Often that addictive behaviour also serves to mask and/or ‘help’ us escape from thoughts around past trauma. Again, those ‘distorted’ thoughts, when under the influence of a substance, are in turn driving the choices we make about our actions that follow.

Studies show that metacognitive mechanisms… the thought processes underlying general vulnerability to addictive behaviours exists. They have also identified how metacognition plays a key-role in the maintenance of such behaviours and the escalation of craving. (Spada, M. M., et al 2015 – Metacognition in addictive behaviours).

You might find it hard to develop a metacognitive capability, to understand what you are thinking and why. The ‘science’ can be a little heavy or difficult to get your head around. But again and often, you can simplify the situation by carefully and mindfully using your own personal f*ck-it bucket.

By forgetting about the value of your bucket you run the risk of bouncing through life-like the ball in someone else’s pinball machine; continually bouncing off the kickers and slingshots of perceptions and expectations held by others. Battered by their flippers and bumpers that dictate your route following their traits and needs, as opposed to your own.

Their ‘life-game’ is different to yours but importantly, it is mostly irrelevant to your own personal and individual well-being. So why subject yourself to a playfield in the machine they are playing?

Epictetus, the Greek Stoic philosopher simply taught that… all external events are beyond our control; we should accept calmly and dispassionately whatever happens but, as individuals, we are still responsible for our own actions, which we should manage with self-discipline… and some planning!

  • “It’s not what happens to you, but how you react to it that matters.”
  • “Make the best use of what is in your power, and take the rest as it happens.”
  • “There is only one way to happiness and that is to cease worrying about things which are beyond the power of our will.”

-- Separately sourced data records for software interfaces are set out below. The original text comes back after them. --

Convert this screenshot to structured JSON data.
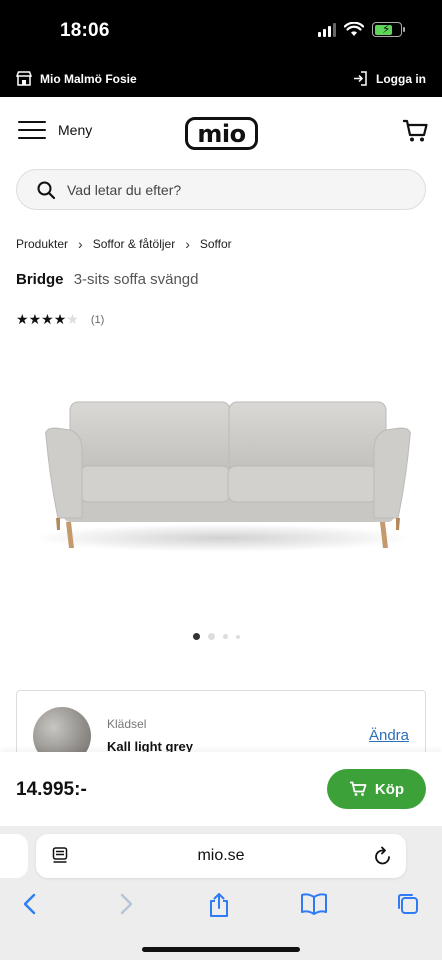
{
  "status": {
    "time": "18:06"
  },
  "storebar": {
    "store_name": "Mio Malmö Fosie",
    "login_label": "Logga in"
  },
  "header": {
    "menu_label": "Meny",
    "logo_text": "mio"
  },
  "search": {
    "placeholder": "Vad letar du efter?"
  },
  "breadcrumb": [
    "Produkter",
    "Soffor & fåtöljer",
    "Soffor"
  ],
  "product": {
    "brand": "Bridge",
    "name": "3-sits soffa svängd",
    "rating": 4,
    "rating_max": 5,
    "review_count": "(1)",
    "image_count": 4,
    "active_image": 1
  },
  "upholstery": {
    "label": "Klädsel",
    "value": "Kall light grey",
    "change_label": "Ändra"
  },
  "buy": {
    "price": "14.995:-",
    "button_label": "Köp",
    "button_color": "#3da13a"
  },
  "browser": {
    "url": "mio.se"
  },
  "colors": {
    "accent_link": "#2b6fb8",
    "buy_green": "#3da13a"
  }
}
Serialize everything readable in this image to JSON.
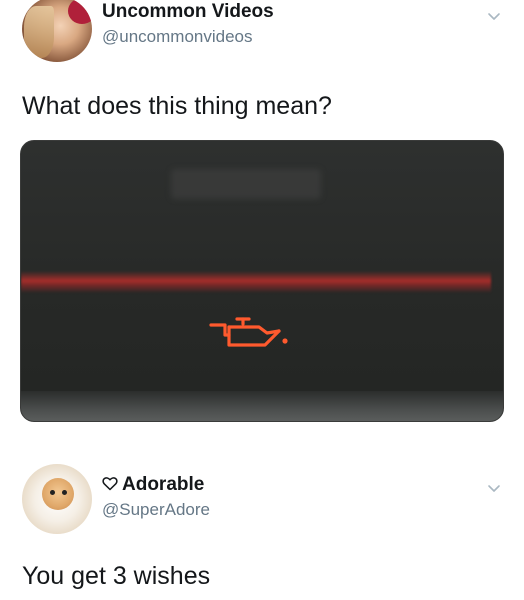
{
  "tweet": {
    "author_name": "Uncommon Videos",
    "author_handle": "@uncommonvideos",
    "text": "What does this thing mean?",
    "media": {
      "icon": "oil-can-warning-icon",
      "glow_color": "#ff5a2e"
    }
  },
  "reply": {
    "author_name": "Adorable",
    "author_handle": "@SuperAdore",
    "name_icon": "heart-outline-icon",
    "text": "You get 3 wishes"
  },
  "colors": {
    "text_primary": "#14171a",
    "text_secondary": "#657786",
    "chevron": "#aab8c2"
  }
}
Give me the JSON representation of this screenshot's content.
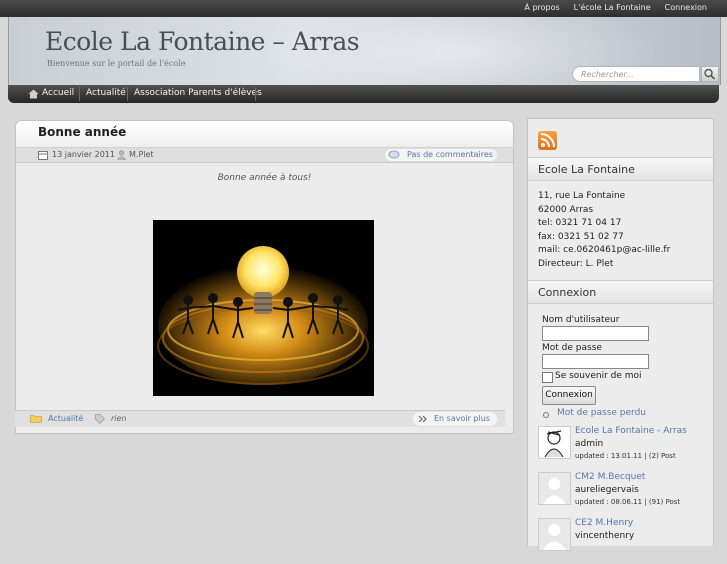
{
  "top_links": [
    "À propos",
    "L'école La Fontaine",
    "Connexion"
  ],
  "site": {
    "title": "Ecole La Fontaine – Arras",
    "description": "Bienvenue sur le portail de l'école"
  },
  "search": {
    "placeholder": "Rechercher..."
  },
  "nav": [
    "Accueil",
    "Actualité",
    "Association Parents d'élèves"
  ],
  "post": {
    "title": "Bonne année",
    "date": "13 janvier 2011",
    "author": "M.Plet",
    "comments": "Pas de commentaires",
    "text": "Bonne année à tous!",
    "category": "Actualité",
    "tags": "rien",
    "more": "En savoir plus"
  },
  "school": {
    "title": "Ecole La Fontaine",
    "lines": [
      "11, rue La Fontaine",
      "62000 Arras",
      "tel: 0321 71 04 17",
      "fax: 0321 51 02 77",
      "mail: ce.0620461p@ac-lille.fr",
      "Directeur: L. Plet"
    ]
  },
  "login": {
    "title": "Connexion",
    "username_label": "Nom d'utilisateur",
    "password_label": "Mot de passe",
    "remember_label": "Se souvenir de moi",
    "submit_label": "Connexion",
    "lost_password": "Mot de passe perdu"
  },
  "users": [
    {
      "name": "Ecole La Fontaine - Arras",
      "login": "admin",
      "meta": "updated : 13.01.11 | (2) Post"
    },
    {
      "name": "CM2 M.Becquet",
      "login": "aureliegervais",
      "meta": "updated : 08.06.11 | (91) Post"
    },
    {
      "name": "CE2 M.Henry",
      "login": "vincenthenry",
      "meta": ""
    }
  ],
  "colors": {
    "link": "#5577aa",
    "nav_bg": "#2e2e2e"
  }
}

The Magic of Not Giving a F*** | Sarah Knight | TEDxCoconutGrove: The bestselling author of The Life-Changing Magic of Not Giving a F*ck and Get Your Sh*t Together, Sarah Knight, outlines her “Not Sorry Method” to stop spending time you don’t have doing things you don’t want to do in her humorous talk.

Often we can benefit from thinking about What’s on our f*ck it list? Like many others after experiencing a ‘near death experience’, Scott C. Jones realised life doesn’t need a long list of wishful events but contain more simplicity. Jones suggests that we should “Never do things you don’t want to do, ever.” This is again perhaps a little simplistic however, there is an element of worth in what he says, that will help to improve your individual wellbeing.

When someone tries to fill my ears (and time) with noxious unimportant shite, I’m always reminded of the Australian musical comical troubadour Kevin ‘Bloody’ Wilson who succinctly, some would say flippantly, sums-up the process in his humours rendition of D.I.L.L.I.G.A.F.

If you’re one of those who suffers from the stress created by other people, perhaps you need to start looking at what actually matters… what do you really give a f*ck about?

But more importantly, how much of what doesn’t matter to you can easily be consigned to the underused F*ck-it Bucket.

Living a mentally healthy life is all about taking care of our own needs and not letting any one else step over our personal boundaries, whilst still remaining empathetic, compassionate and caring about others… it really can be done.

Get yourself a new shiny F*ck-It Bucket for 2019 and use it – Happy New Year!